Polonnaruwa Tourism

Polonnaruwa Tourism

About Polonnaruwa

Polonnaruwa is a showcase for tourists of the great ancient Sri Lankan architecture dating back to 12th Century AD. Polonnaruwa is frequented by tourists for its well-preserved city of ancient dagobas, moonstones, massive buildings, beautiful parks and statues. Today the ancient city of Polonnaruwa remains one of the best planned Archeological relic sites in the country, declared as a World Heritage site by UNESCO.

Polonnaruwa is the 2nd largest city in north central Sri Lanka located at a distance of 216 km from Colombo. The city is known among travellers as one of the cleaner and beautiful cities of Sri Lanka beacuase of its greenery. The city of Polonnaruwa is popular among travellers for its pleasant environment, amazing historical monuments, Parakrama Samudra (a huge lake), attractive tourist hotels and nice hospitality.

History of Polonnaruwa

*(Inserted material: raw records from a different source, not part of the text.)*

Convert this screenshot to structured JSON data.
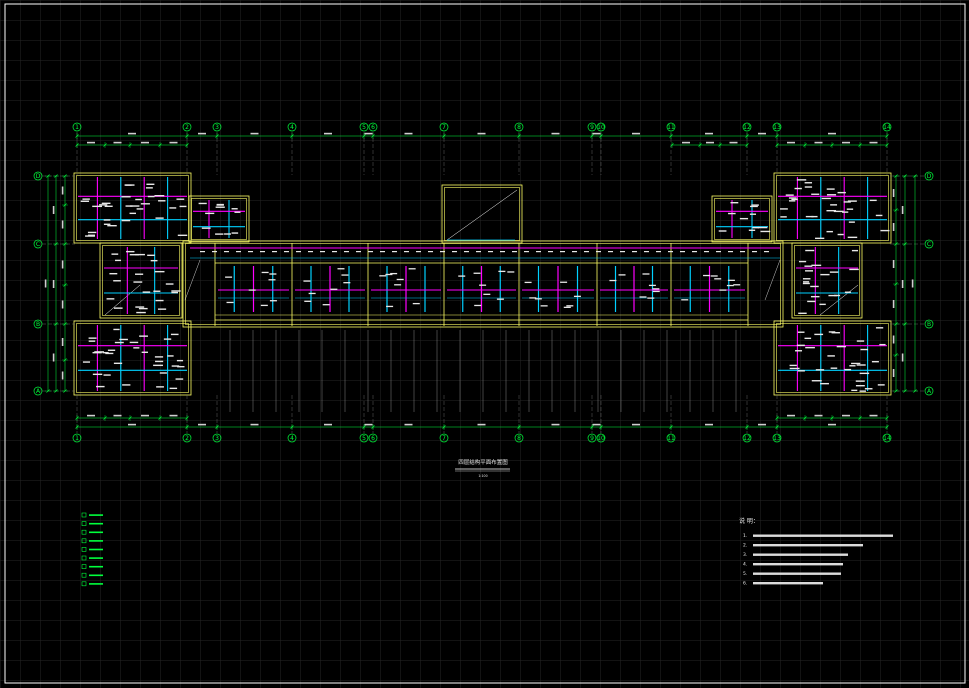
{
  "drawing": {
    "title": "四层结构平面布置图",
    "scale": "1:100",
    "grid_top": [
      "1",
      "2",
      "3",
      "4",
      "5",
      "6",
      "7",
      "8",
      "9",
      "10",
      "11",
      "12",
      "13",
      "14",
      "15"
    ],
    "grid_side": [
      "A",
      "B",
      "C",
      "D"
    ],
    "legend_items": [
      "",
      "",
      "",
      "",
      "",
      "",
      "",
      "",
      ""
    ],
    "notes_heading": "说 明：",
    "notes": [
      "1. ",
      "2. ",
      "3. ",
      "4. ",
      "5. ",
      "6. "
    ],
    "colors": {
      "background": "#000000",
      "grid": "#2a2a2a",
      "wall": "#ffff66",
      "beam_magenta": "#ff00ff",
      "beam_cyan": "#00d0ff",
      "axis": "#00ff3c",
      "dim": "#ffffff",
      "frame": "#ffffff"
    }
  }
}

Polonnaruwa, historically the second most ancient city of Sri Lanka’s kingdoms, was a royal capital of both the Chola and Sinhalese kingdoms for three centuries. In the late 10th century, Chola dynasty of southern India invaded Sri Lanka and made its capital at Polonnaruwa after conquering Anuradhapura. Then the Sinhalese king Vijayabahu I defeated the Cholas and drove off from the island in 1070, he declared Polonnaruwa as his capital.

Under the reign of King Parakramabahu I (1153–86), Polonnaruwa reached its height. The king Parakramabahu I developed the city of Polonnaruwa with architects and technicians brought down from India and built huge buildings, planned beautiful parks and created a spectacular artificial lake called Parakrama Samudra (the sea of Parak rama) which was the main source of irrigation of that area. It is believed that the present lake is not the actual lake he created; it is merged with three older tanks. During 11th to 13th century, the city was renovated with additions and enlargements made by each successive generation.

Parakramabahu I was followed by Nissanka Malla (1187–96), who virtually bankrupted the kingdom through his attempts. By the 13th century AD, new waves of attacks from southern India forced the Sinhalese kings to abandon the north of the island, and the centre of Sinhalese power shifted to the western side of the island – Kotte (near modern Colombo). In 1982, Unesco added the ancient city of Polonnaruwa to its World Heritage list.

Leave a Reply